Born and raised in Salt Lake City, Mahonri Young is best known as a sculptor and painter of religious subjects and in New York City for sculpture and paintings of of boxers and laboring people. In America he was one of the early sculptors of genre figures, everyday people going about their everyday lives. He introduced these social realist subjects in 1904, and this focus on non-lofty subjects were perceived as a threat to the Beaux Arts style that had been prevalent because of the European academic training of the dominant sculptors such as Augustus Saint Gaudens. However, this new realism of Young's, inspired by his exposure to the French peasants in the paintings of Jean-Francois Millet, did not have wide-spread popularity until the 1930s.
Young was a grandson of Brigham Young, immigration leader of the Mormons to Utah, and as a boy he began sculpting with clay from the canal banks by his house. He was further inspired to sculpt when Cyrus Dallin came to Salt Lake to sculpt a statue of Mahonri's grandfather, Brigham Young. Young dropped out of school after the eighth grade to work in a stationery store and was also briefly a newspaper artist for the "Salt Lake Tribune."
In 1899, he enrolled in the Art Students League in New York and then studied in Paris at the Julian, Colarossi, and Delecluse academies and traveled extensively in Europe. Returning to the United States, he lived primarily in New York City where he had a studio on 59th Street and a country home in Ridgefield, Connecticut.
He returned to Paris in 1923 to work with well-known architect, Bertram Goodhue, on a monument for the American Pro Cathedral. Young liked Paris so well, that two years later he returned with his family to spend another two and one-half years.
It was said that during this time, away from pressures of teaching at the Art Students League which he had done from 1916, his realistic style matured. Upon his return to New York, his exhibition at the Kraushaar Galleries in New York was reportedly one of the most successful shows of his career.
He continued his teaching at the Art Students League through the Depression years and was increasingly fascinated by the energy of boxing matches and construction laborers, which he reflected in his sculpted energetic figures such as "The Factory Worker."
He socialized in culturally elite circles and often attended boxing matches with illustrator Charles Dana Gibson.

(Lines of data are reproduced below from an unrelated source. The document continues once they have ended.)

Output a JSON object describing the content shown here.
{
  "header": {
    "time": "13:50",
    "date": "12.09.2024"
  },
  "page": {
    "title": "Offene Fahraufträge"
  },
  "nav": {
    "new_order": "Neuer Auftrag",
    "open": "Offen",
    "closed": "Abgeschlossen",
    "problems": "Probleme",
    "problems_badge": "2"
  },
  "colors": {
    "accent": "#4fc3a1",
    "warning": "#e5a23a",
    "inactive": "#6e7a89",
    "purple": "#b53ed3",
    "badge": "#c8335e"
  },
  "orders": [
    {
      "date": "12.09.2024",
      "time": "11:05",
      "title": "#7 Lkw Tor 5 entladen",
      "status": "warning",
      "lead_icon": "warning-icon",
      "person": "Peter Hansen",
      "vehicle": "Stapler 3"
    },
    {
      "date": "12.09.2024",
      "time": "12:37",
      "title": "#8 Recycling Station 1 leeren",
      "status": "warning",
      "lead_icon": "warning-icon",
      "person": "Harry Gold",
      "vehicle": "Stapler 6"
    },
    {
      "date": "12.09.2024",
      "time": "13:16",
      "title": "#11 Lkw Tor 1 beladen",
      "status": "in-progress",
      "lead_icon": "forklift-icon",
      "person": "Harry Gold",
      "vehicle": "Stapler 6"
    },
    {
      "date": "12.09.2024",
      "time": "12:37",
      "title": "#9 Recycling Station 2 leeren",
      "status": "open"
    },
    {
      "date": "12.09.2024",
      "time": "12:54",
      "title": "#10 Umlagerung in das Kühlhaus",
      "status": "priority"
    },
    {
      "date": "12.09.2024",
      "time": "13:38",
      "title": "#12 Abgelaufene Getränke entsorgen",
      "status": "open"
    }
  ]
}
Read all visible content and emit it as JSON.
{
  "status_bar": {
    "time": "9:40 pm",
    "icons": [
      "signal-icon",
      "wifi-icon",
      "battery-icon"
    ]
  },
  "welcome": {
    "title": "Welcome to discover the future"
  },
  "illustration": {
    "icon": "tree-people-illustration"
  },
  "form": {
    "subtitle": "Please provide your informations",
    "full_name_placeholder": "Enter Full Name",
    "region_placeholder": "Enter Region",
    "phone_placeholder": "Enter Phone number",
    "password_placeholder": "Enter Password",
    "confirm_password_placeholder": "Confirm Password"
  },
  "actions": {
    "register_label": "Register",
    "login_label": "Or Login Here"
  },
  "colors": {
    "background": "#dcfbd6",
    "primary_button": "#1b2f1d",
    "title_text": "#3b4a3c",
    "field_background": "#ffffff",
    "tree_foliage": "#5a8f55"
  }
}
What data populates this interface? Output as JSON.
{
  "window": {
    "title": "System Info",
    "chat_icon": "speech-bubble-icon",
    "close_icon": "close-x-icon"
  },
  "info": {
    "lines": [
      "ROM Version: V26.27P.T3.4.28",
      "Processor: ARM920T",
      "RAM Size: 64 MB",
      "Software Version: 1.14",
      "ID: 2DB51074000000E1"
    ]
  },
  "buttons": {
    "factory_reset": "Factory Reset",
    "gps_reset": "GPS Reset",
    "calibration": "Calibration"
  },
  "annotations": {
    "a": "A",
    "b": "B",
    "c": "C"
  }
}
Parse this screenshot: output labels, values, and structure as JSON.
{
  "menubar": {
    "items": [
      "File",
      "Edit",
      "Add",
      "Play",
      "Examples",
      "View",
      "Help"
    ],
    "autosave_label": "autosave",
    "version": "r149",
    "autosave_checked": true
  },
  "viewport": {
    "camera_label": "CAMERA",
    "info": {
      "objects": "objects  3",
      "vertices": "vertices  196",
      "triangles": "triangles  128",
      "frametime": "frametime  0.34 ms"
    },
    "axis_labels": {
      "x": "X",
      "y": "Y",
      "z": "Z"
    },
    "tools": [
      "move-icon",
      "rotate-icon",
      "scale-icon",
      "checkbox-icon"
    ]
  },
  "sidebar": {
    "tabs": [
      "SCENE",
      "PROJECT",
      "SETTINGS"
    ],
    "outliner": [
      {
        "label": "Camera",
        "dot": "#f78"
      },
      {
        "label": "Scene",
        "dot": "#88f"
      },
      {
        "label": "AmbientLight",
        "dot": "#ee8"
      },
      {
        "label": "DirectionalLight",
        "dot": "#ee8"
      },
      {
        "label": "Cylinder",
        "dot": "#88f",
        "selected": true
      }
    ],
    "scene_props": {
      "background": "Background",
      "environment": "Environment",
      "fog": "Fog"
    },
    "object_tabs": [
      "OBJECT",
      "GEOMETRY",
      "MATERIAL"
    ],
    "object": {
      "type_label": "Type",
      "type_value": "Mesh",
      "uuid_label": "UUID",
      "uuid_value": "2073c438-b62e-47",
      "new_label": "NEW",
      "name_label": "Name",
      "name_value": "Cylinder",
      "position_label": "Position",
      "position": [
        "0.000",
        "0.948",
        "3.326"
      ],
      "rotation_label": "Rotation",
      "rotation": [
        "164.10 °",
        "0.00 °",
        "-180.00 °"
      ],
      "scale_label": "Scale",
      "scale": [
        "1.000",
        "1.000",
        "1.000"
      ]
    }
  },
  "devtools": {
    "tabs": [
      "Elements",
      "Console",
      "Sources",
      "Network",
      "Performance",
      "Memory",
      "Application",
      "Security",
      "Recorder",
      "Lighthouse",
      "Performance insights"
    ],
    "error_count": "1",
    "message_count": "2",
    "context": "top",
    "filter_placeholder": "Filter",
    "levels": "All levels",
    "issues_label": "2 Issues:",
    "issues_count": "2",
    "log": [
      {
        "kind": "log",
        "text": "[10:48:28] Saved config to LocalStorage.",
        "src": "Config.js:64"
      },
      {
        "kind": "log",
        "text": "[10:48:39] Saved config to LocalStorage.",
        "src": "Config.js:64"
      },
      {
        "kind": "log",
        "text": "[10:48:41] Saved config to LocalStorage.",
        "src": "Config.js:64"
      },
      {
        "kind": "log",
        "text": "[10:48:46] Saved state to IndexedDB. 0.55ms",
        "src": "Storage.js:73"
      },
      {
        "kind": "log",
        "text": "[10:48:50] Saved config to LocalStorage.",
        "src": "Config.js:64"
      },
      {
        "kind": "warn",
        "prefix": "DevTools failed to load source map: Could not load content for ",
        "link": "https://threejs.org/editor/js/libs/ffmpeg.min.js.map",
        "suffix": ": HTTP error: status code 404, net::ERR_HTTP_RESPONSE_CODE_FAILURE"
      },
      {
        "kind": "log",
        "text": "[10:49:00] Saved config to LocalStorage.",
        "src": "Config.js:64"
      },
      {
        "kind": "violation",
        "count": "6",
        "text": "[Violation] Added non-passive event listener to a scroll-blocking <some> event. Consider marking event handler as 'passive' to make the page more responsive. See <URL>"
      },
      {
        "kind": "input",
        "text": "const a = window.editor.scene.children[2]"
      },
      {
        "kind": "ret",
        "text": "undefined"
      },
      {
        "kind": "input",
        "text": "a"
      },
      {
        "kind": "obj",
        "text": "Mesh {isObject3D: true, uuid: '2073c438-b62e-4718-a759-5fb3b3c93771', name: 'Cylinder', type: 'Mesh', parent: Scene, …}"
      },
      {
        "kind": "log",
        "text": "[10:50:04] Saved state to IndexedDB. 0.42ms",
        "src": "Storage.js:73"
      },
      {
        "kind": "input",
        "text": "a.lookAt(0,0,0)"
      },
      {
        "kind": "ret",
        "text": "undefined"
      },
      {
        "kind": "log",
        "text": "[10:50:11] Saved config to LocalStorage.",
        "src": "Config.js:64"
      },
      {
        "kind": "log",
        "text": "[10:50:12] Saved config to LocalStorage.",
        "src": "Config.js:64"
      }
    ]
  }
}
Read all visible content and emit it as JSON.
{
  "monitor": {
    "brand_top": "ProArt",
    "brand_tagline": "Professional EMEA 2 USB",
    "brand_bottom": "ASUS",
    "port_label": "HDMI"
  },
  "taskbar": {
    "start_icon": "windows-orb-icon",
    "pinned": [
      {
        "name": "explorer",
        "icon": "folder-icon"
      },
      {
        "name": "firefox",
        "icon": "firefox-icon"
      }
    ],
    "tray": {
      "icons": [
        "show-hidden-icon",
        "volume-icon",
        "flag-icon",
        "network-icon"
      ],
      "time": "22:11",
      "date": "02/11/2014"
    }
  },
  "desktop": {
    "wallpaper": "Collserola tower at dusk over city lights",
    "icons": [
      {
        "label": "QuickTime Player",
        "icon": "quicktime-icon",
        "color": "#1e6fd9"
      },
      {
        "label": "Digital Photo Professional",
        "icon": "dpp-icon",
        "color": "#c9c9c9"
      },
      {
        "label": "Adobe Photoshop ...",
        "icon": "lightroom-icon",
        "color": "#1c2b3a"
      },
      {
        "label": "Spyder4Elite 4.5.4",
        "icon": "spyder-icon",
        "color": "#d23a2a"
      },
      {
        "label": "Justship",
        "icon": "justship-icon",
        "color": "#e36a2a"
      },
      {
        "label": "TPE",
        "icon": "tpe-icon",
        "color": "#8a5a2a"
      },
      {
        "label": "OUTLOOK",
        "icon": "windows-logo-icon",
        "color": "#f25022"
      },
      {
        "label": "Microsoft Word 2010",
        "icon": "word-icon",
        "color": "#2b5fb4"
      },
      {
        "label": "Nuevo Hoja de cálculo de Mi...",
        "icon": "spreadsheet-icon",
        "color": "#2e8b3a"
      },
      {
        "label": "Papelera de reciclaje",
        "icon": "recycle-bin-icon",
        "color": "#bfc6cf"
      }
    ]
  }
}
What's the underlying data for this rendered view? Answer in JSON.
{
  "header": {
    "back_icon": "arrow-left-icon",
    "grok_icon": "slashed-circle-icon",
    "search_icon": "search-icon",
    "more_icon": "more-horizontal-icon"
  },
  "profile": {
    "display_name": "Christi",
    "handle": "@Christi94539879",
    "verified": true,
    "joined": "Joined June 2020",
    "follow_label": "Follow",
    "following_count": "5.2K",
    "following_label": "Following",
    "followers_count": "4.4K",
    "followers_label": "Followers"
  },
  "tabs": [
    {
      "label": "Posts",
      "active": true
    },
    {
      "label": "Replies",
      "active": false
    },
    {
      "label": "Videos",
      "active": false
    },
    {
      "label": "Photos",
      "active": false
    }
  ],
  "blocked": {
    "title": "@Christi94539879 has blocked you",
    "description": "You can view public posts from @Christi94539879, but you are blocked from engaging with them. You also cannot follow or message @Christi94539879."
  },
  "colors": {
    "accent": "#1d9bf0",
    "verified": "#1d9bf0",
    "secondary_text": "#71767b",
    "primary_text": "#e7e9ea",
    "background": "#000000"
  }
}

He also reached out to many aspiring Utah artists who came to New York to study including Waldo Park Midgley, Harold Burrows, and John Held, Jr.
Although he did not remain committed to the Mormon religion, church leaders commissioned him to do several major works including a life-size statue of Brigham Young for the United States Capitol building. In Arizona, in 1912, he did a series of drawings of Navaho Indians, which resulted in bronze reliefs, etchings, and pastels documenting Navaho life.
In 1939, Utah's most famous expatriate artist, gained a major commission from the state--the centennial year monument commemorating the arrival of the Mormon's in Utah. Young's work was titled "This Is The Place Monument," and was completed in 1947. It seemed a fitting, "full-circle" climax to his career, but he remained best known for his smaller figures of workers and athletes.
In 1948, Young was elected to full membership of the National Academy of Design in New York and spent the remaining ten years of his life as a revered elder statesman of the arts.
He was married twice, first to Celia, and after her death to Dorothy, daughter of artist J. Alden Weir. Their son, Mahonri Sharp Young, became a famous writer.
Peggy and Harold Samuels, The Illustrated Biographical Encyclopedia of Artists of the American West
Donald Martin Reynolds, Masters of American Sculptors